In many deer camps throughout Mississippi, it is not uncommon to hear someone refer to a white-tail buck’s headgear as “horns.” In reality, those “horns” are actually antlers.

Horns are made of a bony core covered by layers of keratin. They are slow growing and permanent and are usually grown by both sexes. Horns grow in yearly rings which may be an age indicator.

Antlers, on the other hand, are made of fast growing bone and are shed every year (except in rare cases). Antlers are usually grown by males and are branched instead of singular like a cow horn.

White-tailed bucks in Mississippi grow their first set of antlers during the first 1.5 years of their life and generally that first set of antlers is spikes. Young deer are growing rapidly during this time and most of their nutritional intake is used in muscle and bone development. In cases where young deer have excellent sources of nutrition, it is not uncommon for a 1.5 year old deer to have 6 or maybe even 8 points.

A white-tail buck’s antlers begin to grow around June. During this growing period, the antlers are covered in a soft skin which is called “velvet.” The velvet is made up of blood vessels which supply calcium, phosphorus and protein to the growing antlers. By October, they are usually completely formed and are no longer growing. When this occurs, the blood vessels begin to dry up, and the velvet begins to detach.

Bucks speed up this process by rubbing their antlers on trees. This rubbing process also helps to polish antlers and strengthen the buck’s neck muscles for the rut.

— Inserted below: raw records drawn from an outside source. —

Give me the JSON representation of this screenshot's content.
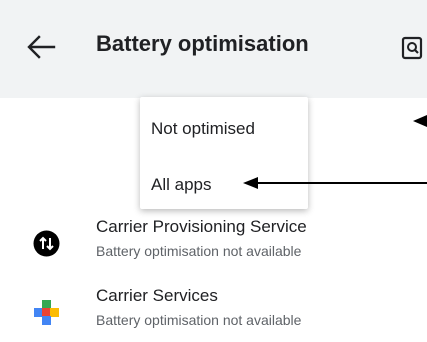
{
  "app_bar": {
    "back_icon": "arrow-back-icon",
    "title": "Battery optimisation",
    "search_icon": "search-settings-icon"
  },
  "dropdown": {
    "options": [
      {
        "label": "Not optimised"
      },
      {
        "label": "All apps"
      }
    ]
  },
  "apps": [
    {
      "name": "Carrier Provisioning Service",
      "status": "Battery optimisation not available",
      "icon": "carrier-provisioning-icon"
    },
    {
      "name": "Carrier Services",
      "status": "Battery optimisation not available",
      "icon": "carrier-services-icon"
    }
  ],
  "colors": {
    "app_bar_bg": "#f1f3f4",
    "primary_text": "#202124",
    "secondary_text": "#5f6368"
  }
}
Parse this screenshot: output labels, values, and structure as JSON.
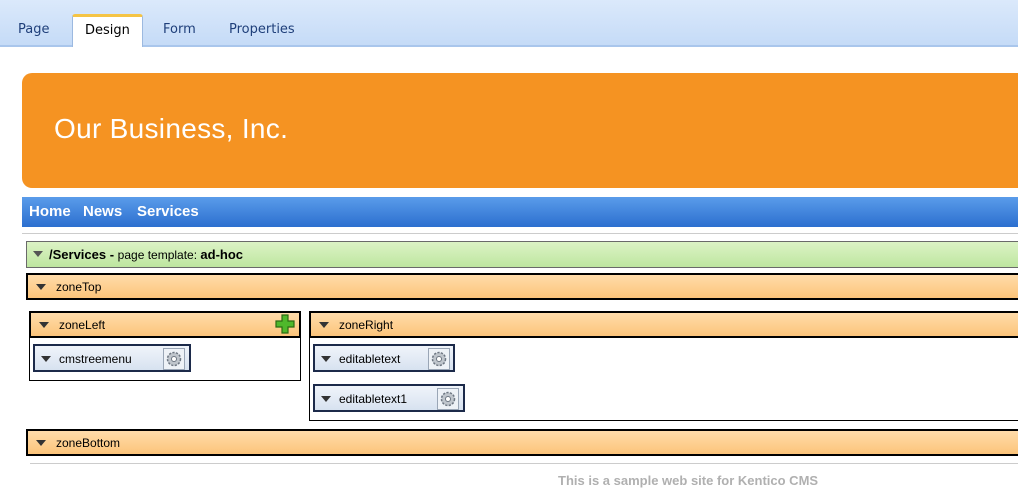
{
  "tabs": [
    {
      "label": "Page"
    },
    {
      "label": "Design"
    },
    {
      "label": "Form"
    },
    {
      "label": "Properties"
    }
  ],
  "active_tab": "Design",
  "banner": {
    "title": "Our Business, Inc."
  },
  "menu": {
    "items": [
      "Home",
      "News",
      "Services"
    ]
  },
  "template_bar": {
    "path": "/Services",
    "separator": " - ",
    "prefix": "page template: ",
    "template": "ad-hoc"
  },
  "zones": {
    "top": {
      "label": "zoneTop"
    },
    "left": {
      "label": "zoneLeft",
      "webparts": [
        {
          "label": "cmstreemenu"
        }
      ]
    },
    "right": {
      "label": "zoneRight",
      "webparts": [
        {
          "label": "editabletext"
        },
        {
          "label": "editabletext1"
        }
      ]
    },
    "bottom": {
      "label": "zoneBottom"
    }
  },
  "footer": {
    "text": "This is a sample web site for Kentico CMS"
  },
  "colors": {
    "banner": "#f59322",
    "menu": "#2c6fcf",
    "zone_bar": "#fcc47a",
    "template_bar": "#bee6a0"
  },
  "icons": [
    "arrow-down-icon",
    "gear-icon",
    "add-webpart-icon"
  ]
}
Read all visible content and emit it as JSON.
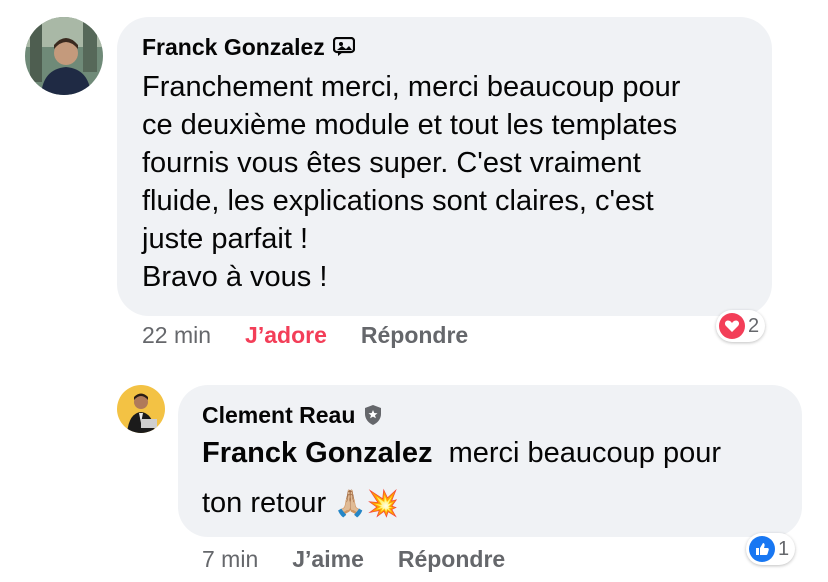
{
  "comment": {
    "author": "Franck Gonzalez",
    "author_badge_icon": "sticker-icon",
    "text": "Franchement merci, merci beaucoup pour\nce deuxième module et tout les templates\nfournis vous êtes super. C'est vraiment\nfluide, les explications sont claires, c'est\njuste parfait !\nBravo à vous !",
    "time": "22 min",
    "reaction_label": "J’adore",
    "reply_label": "Répondre",
    "reaction_count": "2",
    "reaction_icon": "heart-icon",
    "reaction_color": "#f33e58"
  },
  "reply": {
    "author": "Clement Reau",
    "author_badge_icon": "admin-shield-icon",
    "mention": "Franck Gonzalez",
    "text_line1": "merci beaucoup pour",
    "text_line2": "ton retour",
    "emojis": "🙏🏼💥",
    "time": "7 min",
    "like_label": "J’aime",
    "reply_label": "Répondre",
    "reaction_count": "1",
    "reaction_icon": "like-icon",
    "reaction_color": "#1877f2"
  }
}
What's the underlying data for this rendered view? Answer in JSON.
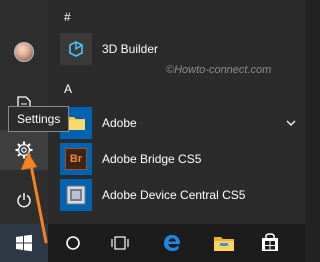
{
  "tooltip": {
    "label": "Settings"
  },
  "watermark": "©Howto-connect.com",
  "groups": [
    {
      "header": "#"
    },
    {
      "header": "A"
    }
  ],
  "apps": [
    {
      "name": "3D Builder",
      "icon": "3d-builder-icon",
      "tile_color": "#3a3a3a"
    },
    {
      "name": "Adobe",
      "icon": "folder-icon",
      "tile_color": "#0063b1"
    },
    {
      "name": "Adobe Bridge CS5",
      "icon": "adobe-bridge-icon",
      "tile_color": "#0063b1"
    },
    {
      "name": "Adobe Device Central CS5",
      "icon": "adobe-device-central-icon",
      "tile_color": "#0063b1"
    }
  ],
  "bridge_badge": "Br",
  "rail": [
    {
      "icon": "user-avatar"
    },
    {
      "icon": "documents-icon"
    },
    {
      "icon": "gear-icon",
      "label": "Settings",
      "hovered": true
    },
    {
      "icon": "power-icon"
    }
  ],
  "taskbar": [
    {
      "icon": "windows-start-icon"
    },
    {
      "icon": "cortana-search-icon"
    },
    {
      "icon": "task-view-icon"
    },
    {
      "icon": "edge-icon"
    },
    {
      "icon": "file-explorer-icon"
    },
    {
      "icon": "store-icon"
    }
  ],
  "colors": {
    "accent": "#0063b1",
    "arrow": "#f58220",
    "edge": "#1e88e5"
  }
}
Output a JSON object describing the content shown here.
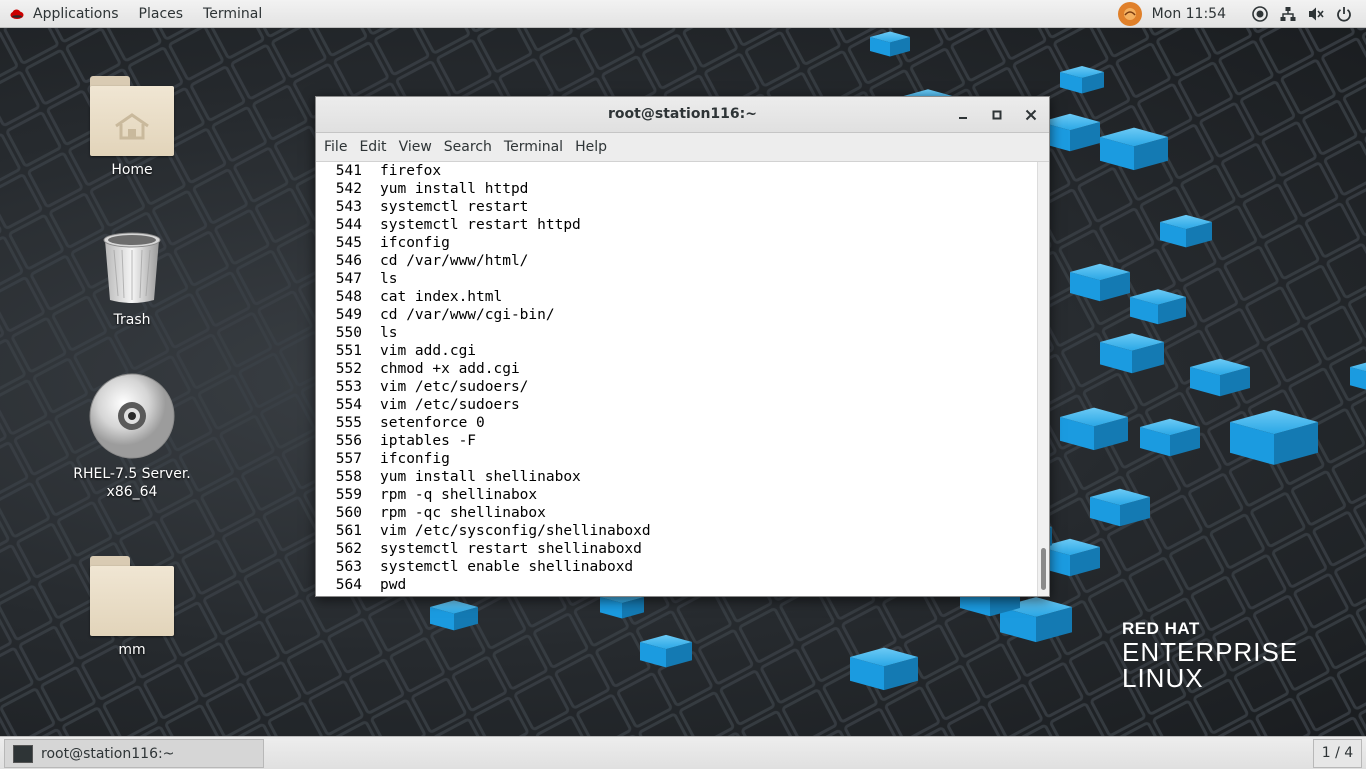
{
  "topbar": {
    "applications": "Applications",
    "places": "Places",
    "terminal": "Terminal",
    "clock": "Mon 11:54"
  },
  "desktop_icons": [
    {
      "label": "Home",
      "icon": "home-folder-icon"
    },
    {
      "label": "Trash",
      "icon": "trash-icon"
    },
    {
      "label": "RHEL-7.5 Server.",
      "label2": "x86_64",
      "icon": "optical-disc-icon"
    },
    {
      "label": "mm",
      "icon": "folder-icon"
    }
  ],
  "window": {
    "title": "root@station116:~",
    "menu": [
      "File",
      "Edit",
      "View",
      "Search",
      "Terminal",
      "Help"
    ]
  },
  "terminal_lines": [
    {
      "n": "541",
      "cmd": "firefox"
    },
    {
      "n": "542",
      "cmd": "yum install httpd"
    },
    {
      "n": "543",
      "cmd": "systemctl restart"
    },
    {
      "n": "544",
      "cmd": "systemctl restart httpd"
    },
    {
      "n": "545",
      "cmd": "ifconfig"
    },
    {
      "n": "546",
      "cmd": "cd /var/www/html/"
    },
    {
      "n": "547",
      "cmd": "ls"
    },
    {
      "n": "548",
      "cmd": "cat index.html"
    },
    {
      "n": "549",
      "cmd": "cd /var/www/cgi-bin/"
    },
    {
      "n": "550",
      "cmd": "ls"
    },
    {
      "n": "551",
      "cmd": "vim add.cgi"
    },
    {
      "n": "552",
      "cmd": "chmod +x add.cgi"
    },
    {
      "n": "553",
      "cmd": "vim /etc/sudoers/"
    },
    {
      "n": "554",
      "cmd": "vim /etc/sudoers"
    },
    {
      "n": "555",
      "cmd": "setenforce 0"
    },
    {
      "n": "556",
      "cmd": "iptables -F"
    },
    {
      "n": "557",
      "cmd": "ifconfig"
    },
    {
      "n": "558",
      "cmd": "yum install shellinabox"
    },
    {
      "n": "559",
      "cmd": "rpm -q shellinabox"
    },
    {
      "n": "560",
      "cmd": "rpm -qc shellinabox"
    },
    {
      "n": "561",
      "cmd": "vim /etc/sysconfig/shellinaboxd"
    },
    {
      "n": "562",
      "cmd": "systemctl restart shellinaboxd"
    },
    {
      "n": "563",
      "cmd": "systemctl enable shellinaboxd"
    },
    {
      "n": "564",
      "cmd": "pwd"
    }
  ],
  "branding": {
    "line1": "RED HAT",
    "line2": "ENTERPRISE",
    "line3": "LINUX"
  },
  "taskbar": {
    "window_label": "root@station116:~",
    "workspace": "1 / 4"
  },
  "colors": {
    "cube_blue": "#1b9be0",
    "rh_red": "#cc0000"
  }
}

A white-tail buck’s antlers generally increase in size with each year of his life, dependant on availability of food and nutritional intake. After about 4.5 years, a buck’s body will stop growing and almost all nutritional resources will go into antler development. If a white-tail buck is allowed to mature to this age, this is when he can really grow an impressive “rack.” Bucks in the wild will generally peak out around their 5.5 or 6.5 year and from then on antler growth usually diminishes.

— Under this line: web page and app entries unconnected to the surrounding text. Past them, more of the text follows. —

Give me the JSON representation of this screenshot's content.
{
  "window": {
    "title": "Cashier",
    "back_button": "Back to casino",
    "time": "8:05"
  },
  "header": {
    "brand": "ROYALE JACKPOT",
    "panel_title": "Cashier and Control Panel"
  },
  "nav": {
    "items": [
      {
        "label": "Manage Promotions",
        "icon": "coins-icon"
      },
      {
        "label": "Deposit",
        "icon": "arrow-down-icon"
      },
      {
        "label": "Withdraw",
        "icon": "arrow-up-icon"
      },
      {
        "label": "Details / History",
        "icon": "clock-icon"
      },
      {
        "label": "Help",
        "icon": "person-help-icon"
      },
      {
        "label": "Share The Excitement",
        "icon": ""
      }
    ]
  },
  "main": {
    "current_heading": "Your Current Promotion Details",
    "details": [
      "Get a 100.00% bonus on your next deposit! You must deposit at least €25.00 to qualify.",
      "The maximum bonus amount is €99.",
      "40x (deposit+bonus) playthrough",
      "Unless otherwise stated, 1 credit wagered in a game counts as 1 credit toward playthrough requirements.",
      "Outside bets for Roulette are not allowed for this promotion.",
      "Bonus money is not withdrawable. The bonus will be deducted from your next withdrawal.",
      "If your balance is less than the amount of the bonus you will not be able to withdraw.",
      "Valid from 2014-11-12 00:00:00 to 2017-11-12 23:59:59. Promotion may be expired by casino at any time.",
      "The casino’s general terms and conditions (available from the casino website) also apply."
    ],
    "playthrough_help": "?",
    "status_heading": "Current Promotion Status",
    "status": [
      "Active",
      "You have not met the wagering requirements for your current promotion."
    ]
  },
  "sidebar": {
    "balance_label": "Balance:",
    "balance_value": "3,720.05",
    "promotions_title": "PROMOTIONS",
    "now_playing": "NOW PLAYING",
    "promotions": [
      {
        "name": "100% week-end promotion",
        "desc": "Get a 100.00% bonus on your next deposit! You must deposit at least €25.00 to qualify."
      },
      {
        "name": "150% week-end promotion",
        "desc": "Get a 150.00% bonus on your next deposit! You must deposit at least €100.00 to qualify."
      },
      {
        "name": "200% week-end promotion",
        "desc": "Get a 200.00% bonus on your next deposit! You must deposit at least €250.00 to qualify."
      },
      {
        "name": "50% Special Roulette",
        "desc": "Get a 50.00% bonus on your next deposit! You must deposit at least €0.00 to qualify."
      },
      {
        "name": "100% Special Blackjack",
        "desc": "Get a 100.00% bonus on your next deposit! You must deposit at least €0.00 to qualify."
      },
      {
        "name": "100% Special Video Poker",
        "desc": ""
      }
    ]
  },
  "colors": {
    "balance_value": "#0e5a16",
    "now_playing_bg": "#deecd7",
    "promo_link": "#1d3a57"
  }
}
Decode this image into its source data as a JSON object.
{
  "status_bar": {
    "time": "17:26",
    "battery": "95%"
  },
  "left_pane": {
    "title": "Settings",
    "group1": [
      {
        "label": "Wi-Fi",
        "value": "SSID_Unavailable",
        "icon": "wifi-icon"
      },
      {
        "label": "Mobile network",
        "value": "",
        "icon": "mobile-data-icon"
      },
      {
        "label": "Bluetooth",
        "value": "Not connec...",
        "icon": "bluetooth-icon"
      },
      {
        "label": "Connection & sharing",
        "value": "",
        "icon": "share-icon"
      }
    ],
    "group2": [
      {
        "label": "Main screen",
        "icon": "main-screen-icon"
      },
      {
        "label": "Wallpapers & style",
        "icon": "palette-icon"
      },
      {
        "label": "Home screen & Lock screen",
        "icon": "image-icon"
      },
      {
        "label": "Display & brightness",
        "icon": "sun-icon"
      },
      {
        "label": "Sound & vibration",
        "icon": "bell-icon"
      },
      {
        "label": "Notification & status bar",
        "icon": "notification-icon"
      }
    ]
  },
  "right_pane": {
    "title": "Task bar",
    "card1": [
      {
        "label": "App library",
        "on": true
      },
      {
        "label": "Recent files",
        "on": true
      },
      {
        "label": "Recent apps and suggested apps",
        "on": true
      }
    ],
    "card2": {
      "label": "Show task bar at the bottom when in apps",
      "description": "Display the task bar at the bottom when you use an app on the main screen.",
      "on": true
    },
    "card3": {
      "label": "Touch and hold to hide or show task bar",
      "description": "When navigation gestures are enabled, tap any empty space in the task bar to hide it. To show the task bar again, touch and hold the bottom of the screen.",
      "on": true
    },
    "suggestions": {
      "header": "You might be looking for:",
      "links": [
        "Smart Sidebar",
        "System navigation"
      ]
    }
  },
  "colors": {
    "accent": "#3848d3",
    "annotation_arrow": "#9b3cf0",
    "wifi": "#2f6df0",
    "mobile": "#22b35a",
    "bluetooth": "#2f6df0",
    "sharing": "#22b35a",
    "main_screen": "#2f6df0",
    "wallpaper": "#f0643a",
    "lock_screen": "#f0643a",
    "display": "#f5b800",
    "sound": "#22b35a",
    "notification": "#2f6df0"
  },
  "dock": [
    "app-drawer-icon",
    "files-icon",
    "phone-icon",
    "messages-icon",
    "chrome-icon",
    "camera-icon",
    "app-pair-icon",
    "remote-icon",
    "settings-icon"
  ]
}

Around late February, a buck will shed his antlers due to a change in hormone levels following the end of the rut. But these sheds do not go to waste, they provide a rich source of nutrients (calcium and phosphorous) to small mammals such as squirrels, chipmunks and other rodents.

Learning more about Mississippi’s fish, wildlife, and plant resources will enable us to be better stewards of these precious resources. Spread the word.

James L. Cummins is executive director of Wildlife Mississippi, a non-profit, conservation organization founded to conserve, restore and enhance fish, wildlife and plant resources throughout Mississippi.